● **Records provided**
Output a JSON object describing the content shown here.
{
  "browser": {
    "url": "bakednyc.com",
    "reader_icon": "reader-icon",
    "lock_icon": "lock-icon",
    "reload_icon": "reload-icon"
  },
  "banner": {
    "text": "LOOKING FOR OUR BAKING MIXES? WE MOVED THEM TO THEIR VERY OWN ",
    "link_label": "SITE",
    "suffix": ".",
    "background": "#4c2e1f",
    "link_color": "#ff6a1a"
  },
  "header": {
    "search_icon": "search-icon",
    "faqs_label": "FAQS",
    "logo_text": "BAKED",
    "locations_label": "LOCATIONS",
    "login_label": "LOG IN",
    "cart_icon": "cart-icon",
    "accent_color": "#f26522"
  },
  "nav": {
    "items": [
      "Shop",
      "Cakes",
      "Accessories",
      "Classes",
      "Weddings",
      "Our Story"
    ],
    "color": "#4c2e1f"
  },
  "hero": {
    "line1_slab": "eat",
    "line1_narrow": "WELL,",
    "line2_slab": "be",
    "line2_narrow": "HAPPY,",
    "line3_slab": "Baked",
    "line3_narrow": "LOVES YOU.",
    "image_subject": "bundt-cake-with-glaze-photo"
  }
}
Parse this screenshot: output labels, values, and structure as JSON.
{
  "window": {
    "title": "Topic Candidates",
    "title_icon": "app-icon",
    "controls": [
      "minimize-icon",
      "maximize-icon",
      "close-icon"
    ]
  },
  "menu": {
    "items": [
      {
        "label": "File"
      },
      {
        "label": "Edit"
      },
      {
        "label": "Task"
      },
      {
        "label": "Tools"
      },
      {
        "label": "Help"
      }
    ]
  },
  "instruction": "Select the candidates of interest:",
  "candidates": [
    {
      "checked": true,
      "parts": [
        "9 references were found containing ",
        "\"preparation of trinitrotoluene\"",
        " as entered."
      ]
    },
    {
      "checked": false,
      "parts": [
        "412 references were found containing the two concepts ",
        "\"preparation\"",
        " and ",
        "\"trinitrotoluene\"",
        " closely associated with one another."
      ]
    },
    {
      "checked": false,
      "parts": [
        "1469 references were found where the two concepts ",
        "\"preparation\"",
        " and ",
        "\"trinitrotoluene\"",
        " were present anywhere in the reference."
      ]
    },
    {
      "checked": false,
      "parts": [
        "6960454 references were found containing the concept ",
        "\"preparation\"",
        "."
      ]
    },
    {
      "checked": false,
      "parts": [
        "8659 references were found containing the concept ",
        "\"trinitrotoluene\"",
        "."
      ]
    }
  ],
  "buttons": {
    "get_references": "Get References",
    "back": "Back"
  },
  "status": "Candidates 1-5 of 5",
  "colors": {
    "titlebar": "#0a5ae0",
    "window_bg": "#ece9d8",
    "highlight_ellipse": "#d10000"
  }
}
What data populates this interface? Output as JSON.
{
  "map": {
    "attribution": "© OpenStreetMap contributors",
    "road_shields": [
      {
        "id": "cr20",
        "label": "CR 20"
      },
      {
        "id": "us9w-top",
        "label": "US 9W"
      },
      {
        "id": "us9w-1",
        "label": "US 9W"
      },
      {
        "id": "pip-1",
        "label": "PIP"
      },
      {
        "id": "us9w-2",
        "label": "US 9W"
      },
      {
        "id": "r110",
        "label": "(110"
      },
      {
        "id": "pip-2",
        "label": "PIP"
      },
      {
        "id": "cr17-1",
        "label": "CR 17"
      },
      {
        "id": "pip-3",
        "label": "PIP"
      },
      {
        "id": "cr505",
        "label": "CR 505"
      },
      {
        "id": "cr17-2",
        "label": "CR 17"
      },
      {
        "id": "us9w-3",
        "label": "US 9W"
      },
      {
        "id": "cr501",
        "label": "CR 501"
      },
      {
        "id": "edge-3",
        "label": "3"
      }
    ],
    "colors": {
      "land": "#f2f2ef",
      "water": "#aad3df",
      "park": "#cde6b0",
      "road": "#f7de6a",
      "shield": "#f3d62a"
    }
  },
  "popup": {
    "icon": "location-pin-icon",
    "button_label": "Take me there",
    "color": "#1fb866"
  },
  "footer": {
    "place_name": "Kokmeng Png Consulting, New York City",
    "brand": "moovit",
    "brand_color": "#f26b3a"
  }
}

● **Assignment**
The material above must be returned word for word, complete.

● **The completed task**
Output a JSON object describing the content shown here.
{
  "browser": {
    "url": "bakednyc.com",
    "reader_icon": "reader-icon",
    "lock_icon": "lock-icon",
    "reload_icon": "reload-icon"
  },
  "banner": {
    "text": "LOOKING FOR OUR BAKING MIXES? WE MOVED THEM TO THEIR VERY OWN ",
    "link_label": "SITE",
    "suffix": ".",
    "background": "#4c2e1f",
    "link_color": "#ff6a1a"
  },
  "header": {
    "search_icon": "search-icon",
    "faqs_label": "FAQS",
    "logo_text": "BAKED",
    "locations_label": "LOCATIONS",
    "login_label": "LOG IN",
    "cart_icon": "cart-icon",
    "accent_color": "#f26522"
  },
  "nav": {
    "items": [
      "Shop",
      "Cakes",
      "Accessories",
      "Classes",
      "Weddings",
      "Our Story"
    ],
    "color": "#4c2e1f"
  },
  "hero": {
    "line1_slab": "eat",
    "line1_narrow": "WELL,",
    "line2_slab": "be",
    "line2_narrow": "HAPPY,",
    "line3_slab": "Baked",
    "line3_narrow": "LOVES YOU.",
    "image_subject": "bundt-cake-with-glaze-photo"
  }
}
Parse this screenshot: output labels, values, and structure as JSON.
{
  "window": {
    "title": "Topic Candidates",
    "title_icon": "app-icon",
    "controls": [
      "minimize-icon",
      "maximize-icon",
      "close-icon"
    ]
  },
  "menu": {
    "items": [
      {
        "label": "File"
      },
      {
        "label": "Edit"
      },
      {
        "label": "Task"
      },
      {
        "label": "Tools"
      },
      {
        "label": "Help"
      }
    ]
  },
  "instruction": "Select the candidates of interest:",
  "candidates": [
    {
      "checked": true,
      "parts": [
        "9 references were found containing ",
        "\"preparation of trinitrotoluene\"",
        " as entered."
      ]
    },
    {
      "checked": false,
      "parts": [
        "412 references were found containing the two concepts ",
        "\"preparation\"",
        " and ",
        "\"trinitrotoluene\"",
        " closely associated with one another."
      ]
    },
    {
      "checked": false,
      "parts": [
        "1469 references were found where the two concepts ",
        "\"preparation\"",
        " and ",
        "\"trinitrotoluene\"",
        " were present anywhere in the reference."
      ]
    },
    {
      "checked": false,
      "parts": [
        "6960454 references were found containing the concept ",
        "\"preparation\"",
        "."
      ]
    },
    {
      "checked": false,
      "parts": [
        "8659 references were found containing the concept ",
        "\"trinitrotoluene\"",
        "."
      ]
    }
  ],
  "buttons": {
    "get_references": "Get References",
    "back": "Back"
  },
  "status": "Candidates 1-5 of 5",
  "colors": {
    "titlebar": "#0a5ae0",
    "window_bg": "#ece9d8",
    "highlight_ellipse": "#d10000"
  }
}
What data populates this interface? Output as JSON.
{
  "map": {
    "attribution": "© OpenStreetMap contributors",
    "road_shields": [
      {
        "id": "cr20",
        "label": "CR 20"
      },
      {
        "id": "us9w-top",
        "label": "US 9W"
      },
      {
        "id": "us9w-1",
        "label": "US 9W"
      },
      {
        "id": "pip-1",
        "label": "PIP"
      },
      {
        "id": "us9w-2",
        "label": "US 9W"
      },
      {
        "id": "r110",
        "label": "(110"
      },
      {
        "id": "pip-2",
        "label": "PIP"
      },
      {
        "id": "cr17-1",
        "label": "CR 17"
      },
      {
        "id": "pip-3",
        "label": "PIP"
      },
      {
        "id": "cr505",
        "label": "CR 505"
      },
      {
        "id": "cr17-2",
        "label": "CR 17"
      },
      {
        "id": "us9w-3",
        "label": "US 9W"
      },
      {
        "id": "cr501",
        "label": "CR 501"
      },
      {
        "id": "edge-3",
        "label": "3"
      }
    ],
    "colors": {
      "land": "#f2f2ef",
      "water": "#aad3df",
      "park": "#cde6b0",
      "road": "#f7de6a",
      "shield": "#f3d62a"
    }
  },
  "popup": {
    "icon": "location-pin-icon",
    "button_label": "Take me there",
    "color": "#1fb866"
  },
  "footer": {
    "place_name": "Kokmeng Png Consulting, New York City",
    "brand": "moovit",
    "brand_color": "#f26b3a"
  }
}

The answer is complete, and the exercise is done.